If you look further past the memory block of your array, you'll likely see other constant values (including some recognizable strings)... assuming your code is substantial enough for that.

The first initializer obviously doesn't have this behavior, because the memory is instead allocated on the stack, and filled in later. Since the stack can be allocated in different locations with each run of your program, the values after the top of the stack can be different every time.

So in summary, the second initializer makes your executable larger, but initiates MUCH faster since it's just pointing your variable to a constant. The first initializer will make your executable smaller by the array size, but allocate the memory dynamically as you reach that portion of your code. Plus using the loop to fill it in will be a ton slower than the second (comparatively). Obviously a 36 element loop is super fast still, but a simple pointer assignment is much fewer cycles.

share|improve this answer
    
Thank you... very insightful. –  Michael Jun 7 '13 at 4:51
GLuint boxArray[36];
for (GLuint i=0; i<36; i++) 
{
    boxArray[i] = i;
}

Your assigning boxIndeciesArray not boxArray, or vise-versa since you said the first one worked.

EDIT: I see you have edited your question to fix this, can you elaborate more on how you are getting your values and exactly why it dosent work?

share|improve this answer
1  
I thought declaring a variable inside a for loop is a no-no for C. Am I wrong in this? Plus, +1 for the catch, I totally missed it –  rath Jun 7 '13 at 2:56
1  
I presumed he meant only in principal not literally but if that was literally the code he used then good catch, that would be the problem =) –  Segmented Jun 7 '13 at 2:56
    
@segmented Yea not sure if it was one of those "late night mistakes" –  Cyral Jun 7 '13 at 2:56
1  
@rath That's assignment, not declaration. Declaring a variable within an inner scope will make it inaccessible to the outer scope if that is what you are referring to, but that's not going on here. –  Segmented Jun 7 '13 at 3:00
1  
Oh I see, yea it depends on the standard you adhere to in that case. I think K&R C required you put int i; at the start of a block. I think C99 is more lax. –  Segmented Jun 7 '13 at 3:05

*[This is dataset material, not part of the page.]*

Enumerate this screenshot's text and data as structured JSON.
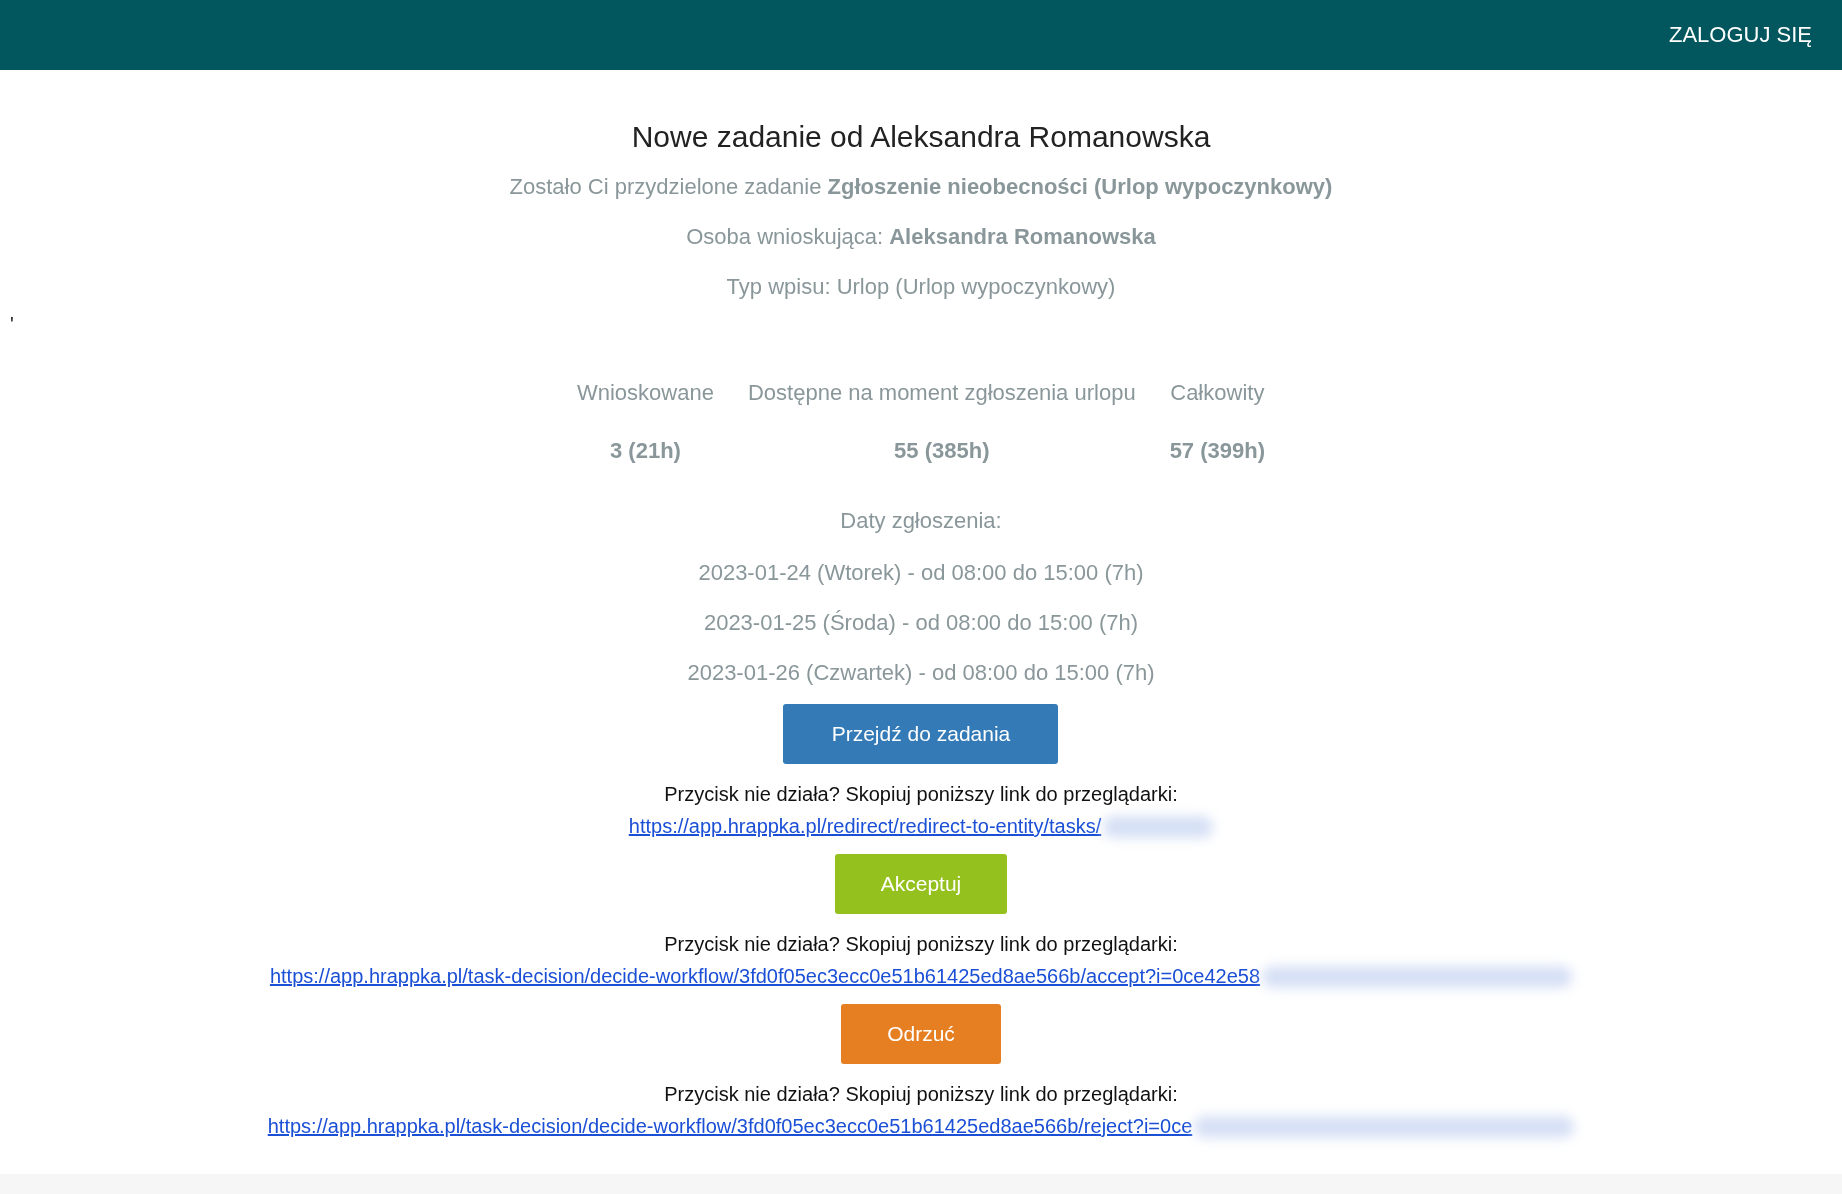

You are defining and initializing an array of size 36. And then you print its contents as if it has size 39. This, of course, runs out of bounds of the array and "prints" the non-existing elements past the end. The behavior is undefined. What you "see" beyond the bounds of the array (zeros or something else) does not matter.

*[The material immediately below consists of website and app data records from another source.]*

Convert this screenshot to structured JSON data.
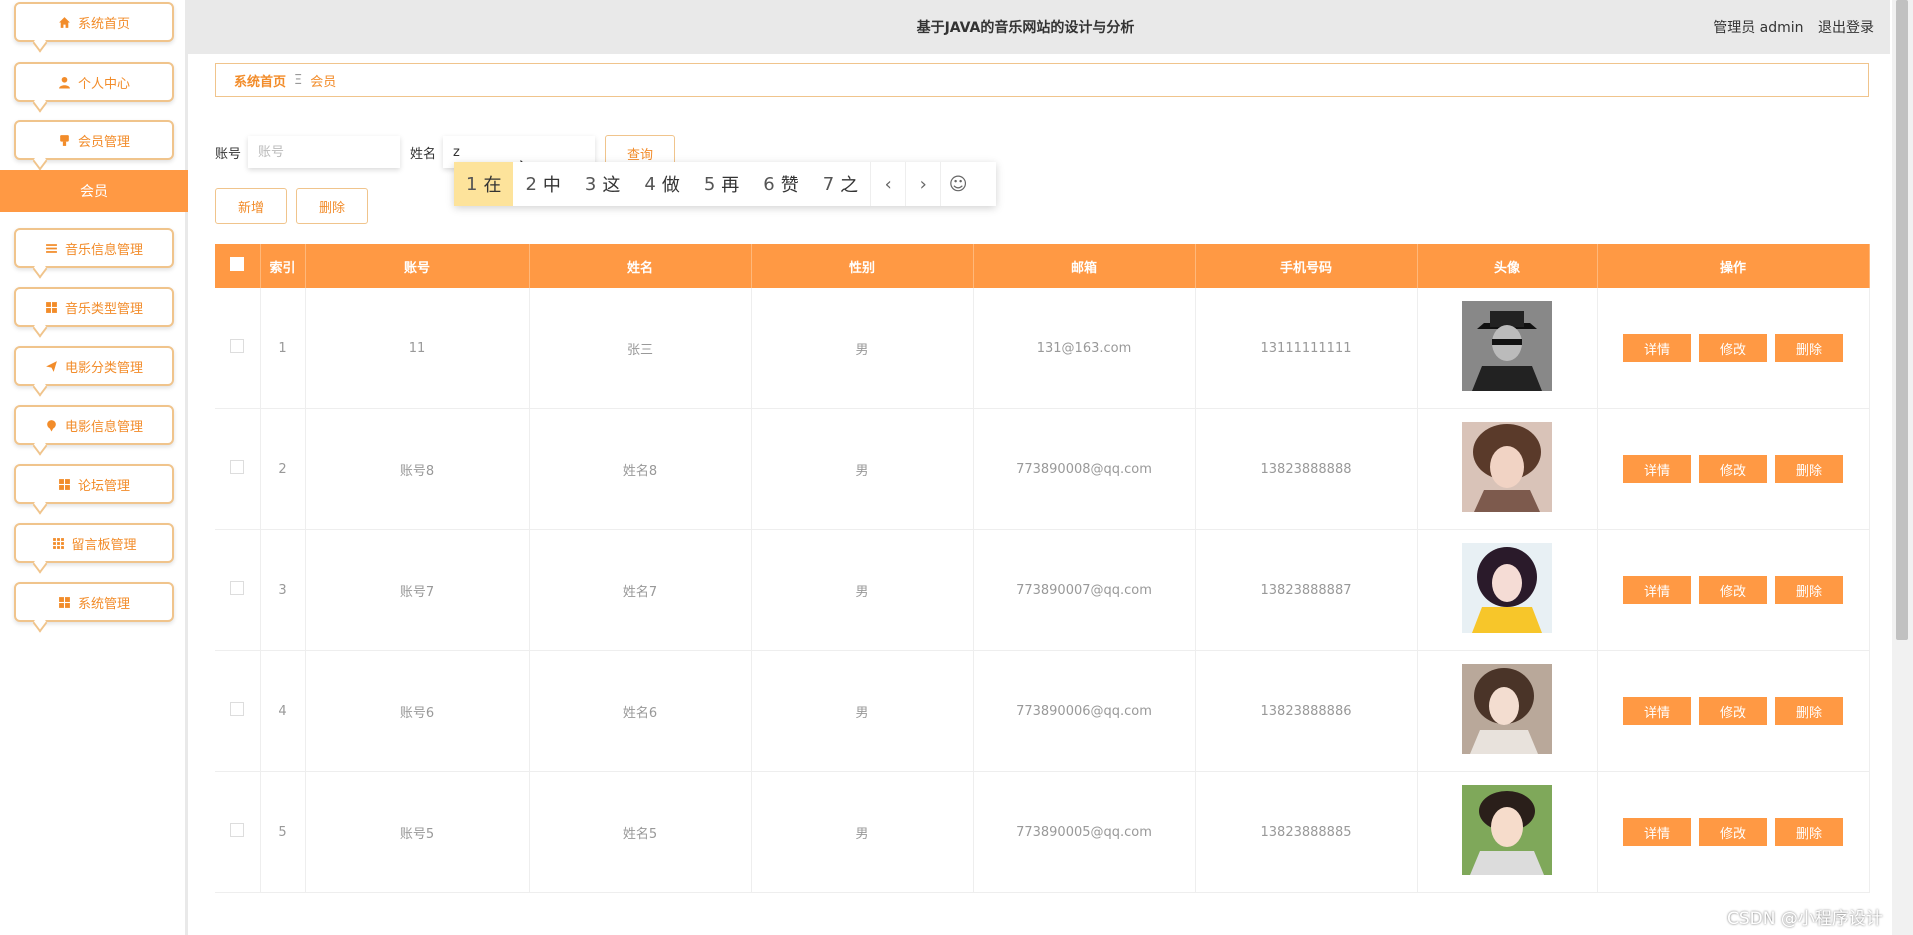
{
  "header": {
    "title": "基于JAVA的音乐网站的设计与分析",
    "user": "管理员 admin",
    "logout": "退出登录"
  },
  "sidebar": {
    "items": [
      {
        "label": "系统首页",
        "icon": "home-icon"
      },
      {
        "label": "个人中心",
        "icon": "user-icon"
      },
      {
        "label": "会员管理",
        "icon": "member-icon"
      },
      {
        "label": "音乐信息管理",
        "icon": "list-icon"
      },
      {
        "label": "音乐类型管理",
        "icon": "grid-icon"
      },
      {
        "label": "电影分类管理",
        "icon": "send-icon"
      },
      {
        "label": "电影信息管理",
        "icon": "pin-icon"
      },
      {
        "label": "论坛管理",
        "icon": "grid-icon"
      },
      {
        "label": "留言板管理",
        "icon": "apps-icon"
      },
      {
        "label": "系统管理",
        "icon": "grid-icon"
      }
    ],
    "active_sub": "会员"
  },
  "breadcrumb": {
    "home": "系统首页",
    "separator": "Ξ",
    "current": "会员"
  },
  "search": {
    "account_label": "账号",
    "account_placeholder": "账号",
    "name_label": "姓名",
    "name_value": "z",
    "query_button": "查询",
    "add_button": "新增",
    "delete_button": "删除"
  },
  "ime": {
    "candidates": [
      {
        "num": "1",
        "char": "在"
      },
      {
        "num": "2",
        "char": "中"
      },
      {
        "num": "3",
        "char": "这"
      },
      {
        "num": "4",
        "char": "做"
      },
      {
        "num": "5",
        "char": "再"
      },
      {
        "num": "6",
        "char": "赞"
      },
      {
        "num": "7",
        "char": "之"
      }
    ],
    "prev": "‹",
    "next": "›",
    "emoji": "☺"
  },
  "table": {
    "headers": [
      "索引",
      "账号",
      "姓名",
      "性别",
      "邮箱",
      "手机号码",
      "头像",
      "操作"
    ],
    "actions": {
      "detail": "详情",
      "edit": "修改",
      "delete": "删除"
    },
    "rows": [
      {
        "index": "1",
        "account": "11",
        "name": "张三",
        "gender": "男",
        "email": "131@163.com",
        "phone": "13111111111"
      },
      {
        "index": "2",
        "account": "账号8",
        "name": "姓名8",
        "gender": "男",
        "email": "773890008@qq.com",
        "phone": "13823888888"
      },
      {
        "index": "3",
        "account": "账号7",
        "name": "姓名7",
        "gender": "男",
        "email": "773890007@qq.com",
        "phone": "13823888887"
      },
      {
        "index": "4",
        "account": "账号6",
        "name": "姓名6",
        "gender": "男",
        "email": "773890006@qq.com",
        "phone": "13823888886"
      },
      {
        "index": "5",
        "account": "账号5",
        "name": "姓名5",
        "gender": "男",
        "email": "773890005@qq.com",
        "phone": "13823888885"
      }
    ]
  },
  "watermark": "CSDN @小程序设计",
  "colors": {
    "accent": "#ff9944",
    "border": "#f0c48c",
    "text_accent": "#f28c2a"
  }
}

share|improve this answer
    
Sorry for the confusion. I am only reading past the end of the array to see what might be the difference. The two initializers get different results if I remove the print outs completely; I am using the array as an OpenGL index array. They produce different results. –  Michael Jun 7 '13 at 3:47

They should be equivalent, the only reason I can think of why you would have values past the end of the array is because you are going out of bounds in the code you inspect the arrays with.

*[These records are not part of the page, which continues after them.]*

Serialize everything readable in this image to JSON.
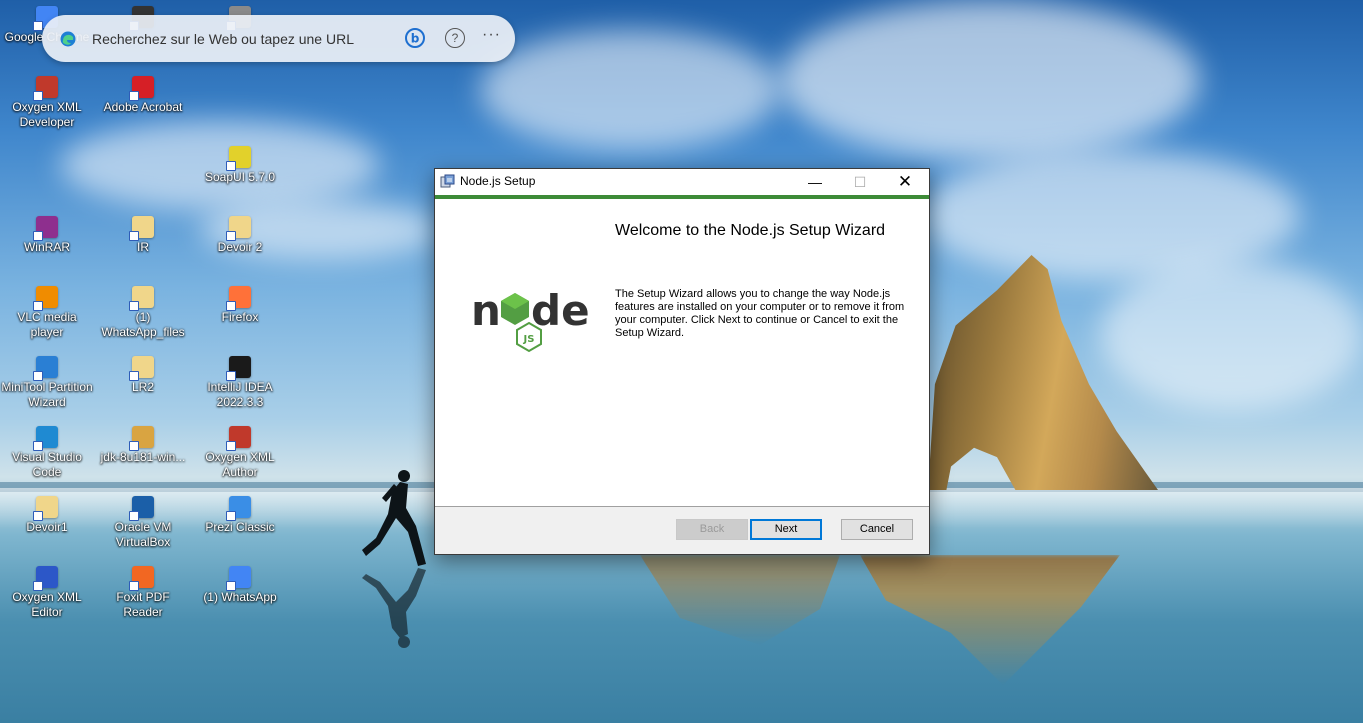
{
  "search_bar": {
    "placeholder": "Recherchez sur le Web ou tapez une URL",
    "logo_icon": "edge-icon",
    "bing_icon": "bing-icon",
    "help_icon": "help-icon",
    "more_icon": "more-options-icon",
    "more_glyph": "···",
    "help_glyph": "?"
  },
  "desktop_icons": [
    {
      "label": "Google Chrome",
      "icon": "chrome-icon",
      "color": "#4285f4"
    },
    {
      "label": "",
      "icon": "app-icon",
      "color": "#333333"
    },
    {
      "label": "",
      "icon": "app-icon",
      "color": "#8a8a8a"
    },
    {
      "label": "Oxygen XML Developer",
      "icon": "oxygen-icon",
      "color": "#c0392b"
    },
    {
      "label": "Adobe Acrobat",
      "icon": "acrobat-icon",
      "color": "#d61f26"
    },
    {
      "label": "SoapUI 5.7.0",
      "icon": "soapui-icon",
      "color": "#e2d12b"
    },
    {
      "label": "WinRAR",
      "icon": "winrar-icon",
      "color": "#8e2f8e"
    },
    {
      "label": "IR",
      "icon": "folder-icon",
      "color": "#f0d68a"
    },
    {
      "label": "Devoir 2",
      "icon": "folder-icon",
      "color": "#f0d68a"
    },
    {
      "label": "VLC media player",
      "icon": "vlc-icon",
      "color": "#f08c00"
    },
    {
      "label": "(1) WhatsApp_files",
      "icon": "folder-icon",
      "color": "#f0d68a"
    },
    {
      "label": "Firefox",
      "icon": "firefox-icon",
      "color": "#ff7139"
    },
    {
      "label": "MiniTool Partition Wizard",
      "icon": "minitool-icon",
      "color": "#2a7fd4"
    },
    {
      "label": "LR2",
      "icon": "folder-icon",
      "color": "#f0d68a"
    },
    {
      "label": "IntelliJ IDEA 2022.3.3",
      "icon": "intellij-icon",
      "color": "#1a1a1a"
    },
    {
      "label": "Visual Studio Code",
      "icon": "vscode-icon",
      "color": "#1f8ad2"
    },
    {
      "label": "jdk-8u181-win...",
      "icon": "java-installer-icon",
      "color": "#d9a441"
    },
    {
      "label": "Oxygen XML Author",
      "icon": "oxygen-icon",
      "color": "#c0392b"
    },
    {
      "label": "Devoir1",
      "icon": "folder-icon",
      "color": "#f0d68a"
    },
    {
      "label": "Oracle VM VirtualBox",
      "icon": "virtualbox-icon",
      "color": "#1b5fa8"
    },
    {
      "label": "Prezi Classic",
      "icon": "prezi-icon",
      "color": "#3a8ee6"
    },
    {
      "label": "Oxygen XML Editor",
      "icon": "oxygen-icon",
      "color": "#2c57c8"
    },
    {
      "label": "Foxit PDF Reader",
      "icon": "foxit-icon",
      "color": "#f26722"
    },
    {
      "label": "(1) WhatsApp",
      "icon": "chrome-icon",
      "color": "#4285f4"
    }
  ],
  "window": {
    "title": "Node.js Setup",
    "app_icon": "installer-icon",
    "minimize_glyph": "—",
    "maximize_glyph": "☐",
    "close_glyph": "✕",
    "accent_color": "#3d8b37",
    "heading": "Welcome to the Node.js Setup Wizard",
    "description": "The Setup Wizard allows you to change the way Node.js features are installed on your computer or to remove it from your computer. Click Next to continue or Cancel to exit the Setup Wizard.",
    "logo": {
      "wordmark_left": "n",
      "wordmark_right": "de",
      "badge": "JS",
      "dark_color": "#333333",
      "green_color": "#539e43"
    },
    "buttons": {
      "back": "Back",
      "next": "Next",
      "cancel": "Cancel"
    }
  }
}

Inspect the array using code like this:

for (int i = 0; i < 36; i++)
    printf("%d: %d\n", i, boxArray[i]);

You should see that they are indeed equivalent.

Edit You cannot go out of bounds, that invokes undefined behavior - anything can happen.

share|improve this answer
    
Thanks. I have removed the read past the end of the array, and am inspecting the array only to element 36. Everything runs the same. –  Michael Jun 7 '13 at 4:01

Your Answer

 
discard

By posting your answer, you agree to the privacy policy and terms of service.

Not the answer you're looking for? Browse other questions tagged or ask your own question.